Once you’re working with Your Personal Trainer once or twice a week, you’ll start to feel the need to work out more and more. Your body will crave variation, and, with this list, you’ll be able to provide it! Paris is fast becoming a world-class running city and there are great places to run all over the city, so let’s break them down geographically.
If you live on the east side of town
(the 11th, 12th, 13th or 20th arrondissements)
Head to the Bois de Vincennes.
There are three lakes of various diameters to run around which are great for measuring your progress. There is also a 500-meter straightaway, the côte du Gravelle, where you can run sprints. And if you want to mix things up, there’s a vast trail system in the woods for cyclists and runners alike.
Access: metro line 1 Château de Vincennes
If you live on the south side of town
(the 13th, 14th or 15th arrondissements)
Head to the Parc Montsouris.
The smallest of the parks on this list — it’s just over 1.6 km all the way around — Montsouris makes up for its size in other ways. The routes are both flat and a little hilly, good for mixing up your routine. As it’s not a tourist destination, the park is generally less busy than others in town. Most of the regular runners there are students at the nearby university, so “peak hours” don’t apply as they do in many other places.
Access: RER B Cité Universitaire, metro line 4 Porte d’Orléans, tram T3a Montsouris.
If you live on the northeast side of town
(the 10th, 18th, 19th or 20th arrondissements)
Head to the Canal de l’Ourcq.
The Canal is over 100 km long, so there’s plenty of area to run. As it’s not an enclosed space, it’s open and accessible 24 hours a day, something to consider as many parks switch to winter hours in the coming weeks.
A natural starting point is anywhere along the Paris-end of the Canal, from Jaurés to Porte de Pantin. The paths tend to be a little crowded here, but once you cross the Périphérique just after the Parc de la Villette, it thins out quite considerably. The route is very quiet — little to no traffic noise — and features a couple green areas along the way (Parc de la Villette and Parc de la Bergère) where you can stop and stretch or do push-ups. If you don’t want to have to think about which exercises to do, a little up the Canal, near Bobigny, stretching and exercise stations have been installed along the route. Bikes allowed.
Access: multiple points at Stalingrad ( lines 2, 5, 7), Jaurés (lines 2, 5, 7B) and Laumière, Ourcq and Porte de Pantin (line 5).
If you live in the center of town
(the 1st, 4th, 5th or 6th arrondissements)
Head to the Luxembourg Garden.

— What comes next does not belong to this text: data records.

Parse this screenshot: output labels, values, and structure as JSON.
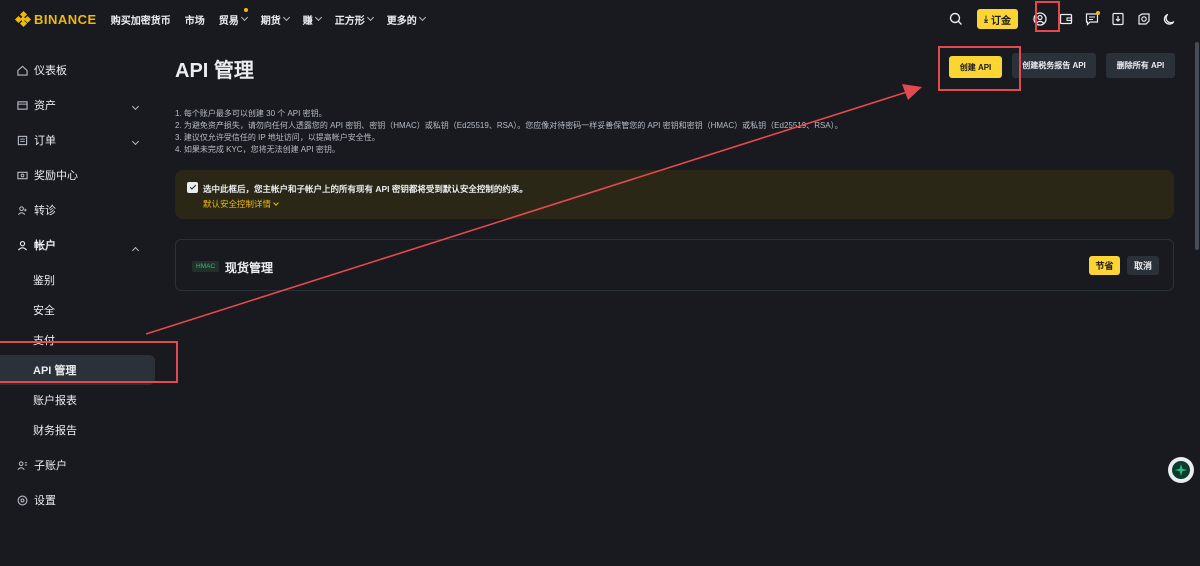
{
  "brand": {
    "name": "BINANCE",
    "color": "#f0b90b"
  },
  "nav": {
    "items": [
      {
        "label": "购买加密货币",
        "chevron": false,
        "dot": false
      },
      {
        "label": "市场",
        "chevron": false,
        "dot": false
      },
      {
        "label": "贸易",
        "chevron": true,
        "dot": true
      },
      {
        "label": "期货",
        "chevron": true,
        "dot": false
      },
      {
        "label": "赚",
        "chevron": true,
        "dot": false
      },
      {
        "label": "正方形",
        "chevron": true,
        "dot": false
      },
      {
        "label": "更多的",
        "chevron": true,
        "dot": false
      }
    ],
    "deposit_label": "订金",
    "icons": [
      "search-icon",
      "download-icon",
      "user-profile-icon",
      "wallet-icon",
      "message-icon",
      "app-download-icon",
      "language-icon",
      "theme-moon-icon"
    ]
  },
  "sidebar": {
    "items": [
      {
        "label": "仪表板",
        "icon": "dashboard-icon",
        "arrow": ""
      },
      {
        "label": "资产",
        "icon": "wallet-icon",
        "arrow": "down"
      },
      {
        "label": "订单",
        "icon": "orders-icon",
        "arrow": "down"
      },
      {
        "label": "奖励中心",
        "icon": "rewards-icon",
        "arrow": ""
      },
      {
        "label": "转诊",
        "icon": "referral-icon",
        "arrow": ""
      },
      {
        "label": "帐户",
        "icon": "account-icon",
        "arrow": "up",
        "bold": true
      }
    ],
    "account_sub": [
      "鉴别",
      "安全",
      "支付",
      "API 管理",
      "账户报表",
      "财务报告"
    ],
    "active_sub": "API 管理",
    "tail_items": [
      {
        "label": "子账户",
        "icon": "sub-account-icon"
      },
      {
        "label": "设置",
        "icon": "settings-icon"
      }
    ]
  },
  "main": {
    "title": "API 管理",
    "buttons": {
      "create_api": "创建 API",
      "create_tax_api": "创建税务报告 API",
      "delete_all_api": "删除所有 API"
    },
    "notes": [
      "1. 每个账户最多可以创建 30 个 API 密钥。",
      "2. 为避免资产损失，请勿向任何人透露您的 API 密钥、密钥（HMAC）或私钥（Ed25519、RSA）。您应像对待密码一样妥善保管您的 API 密钥和密钥（HMAC）或私钥（Ed25519、RSA）。",
      "3. 建议仅允许受信任的 IP 地址访问，以提高帐户安全性。",
      "4. 如果未完成 KYC，您将无法创建 API 密钥。"
    ],
    "alert": {
      "checked": true,
      "text": "选中此框后，您主帐户和子帐户上的所有现有 API 密钥都将受到默认安全控制的约束。",
      "link": "默认安全控制详情"
    },
    "card": {
      "badge": "HMAC",
      "title": "现货管理",
      "save_label": "节省",
      "cancel_label": "取消"
    }
  },
  "colors": {
    "background": "#181a20",
    "accent": "#fcd535",
    "annotation": "#e5484d"
  }
}
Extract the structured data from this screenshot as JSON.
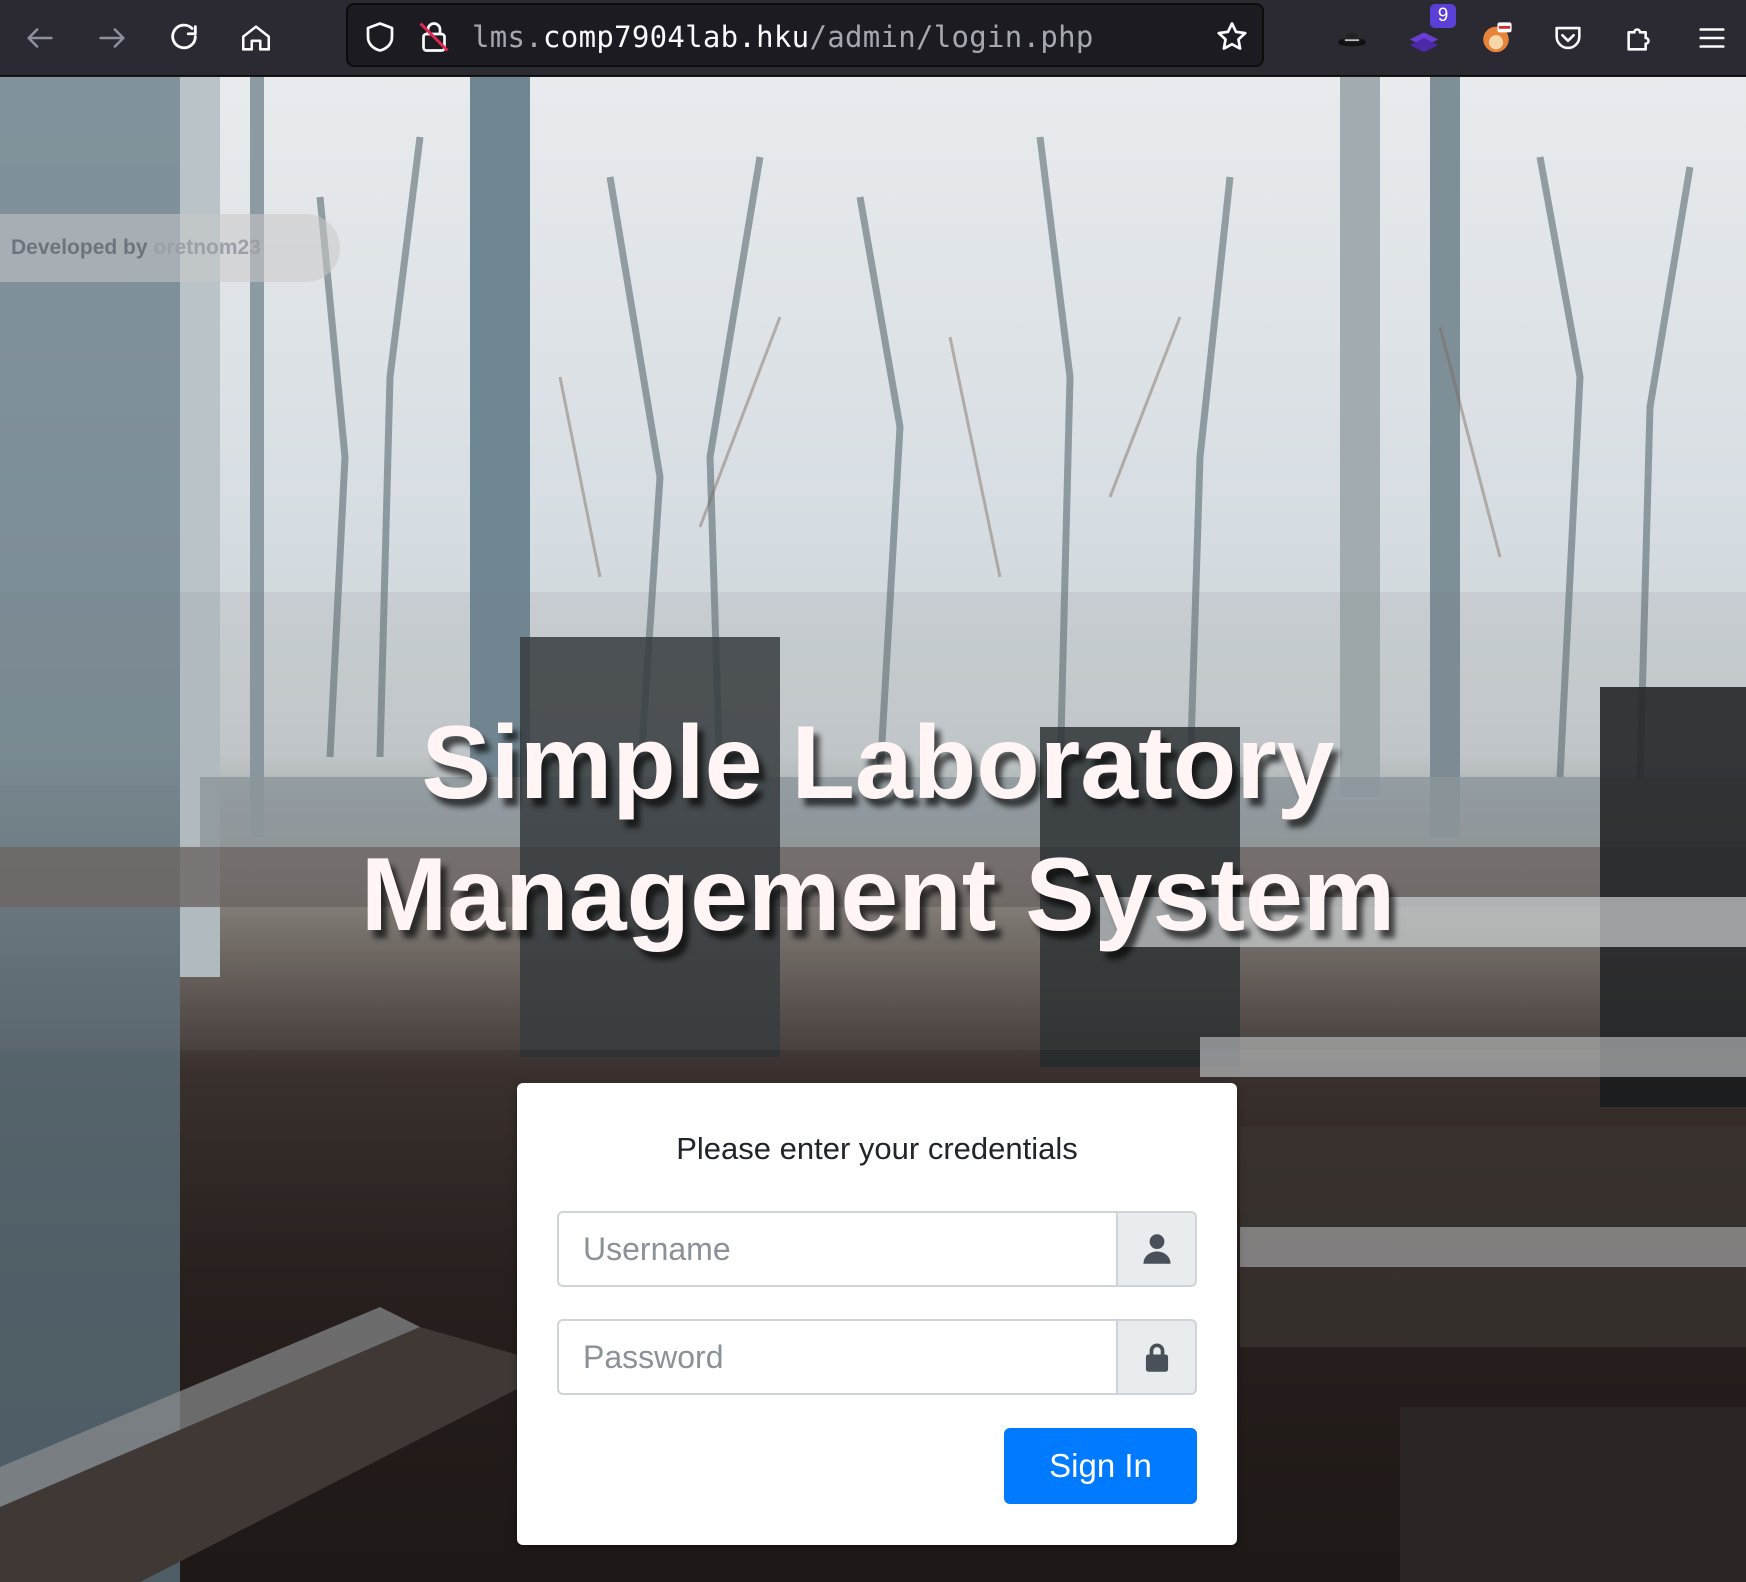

A long-time favorite of Paris runners, possibly due to the expat communities which border it, this 17th-century park is about 2.5 km all the way around, making it a great training route for 5-, 10- and 15k races. Unfortunately, as the unofficial center of runners in Paris, the Luxembourg is often packed, so get there early (before 10) if you want to avoid the crowds and tourists.
Access: RER B Luxembourg or Port-Royal, line 10 Cluny-La Sorbonne or Odéon, line 12 Rennes or Notre-Dame des Champs.
If you live on the west side of town
(the 8th, 16th or 17th arrondissements)
Head to the Bois de Boulogne.
At almost 8.5 square kilometres, it’s the second largest park in Paris (after Vincennes) and it has everything you could ask for in a running spot. There are lakes, gardens, bike trails, a horse track and a tennis court. The vastness of the space and its location just outside the city mean that it’s significantly less crowded than most of the places on this list.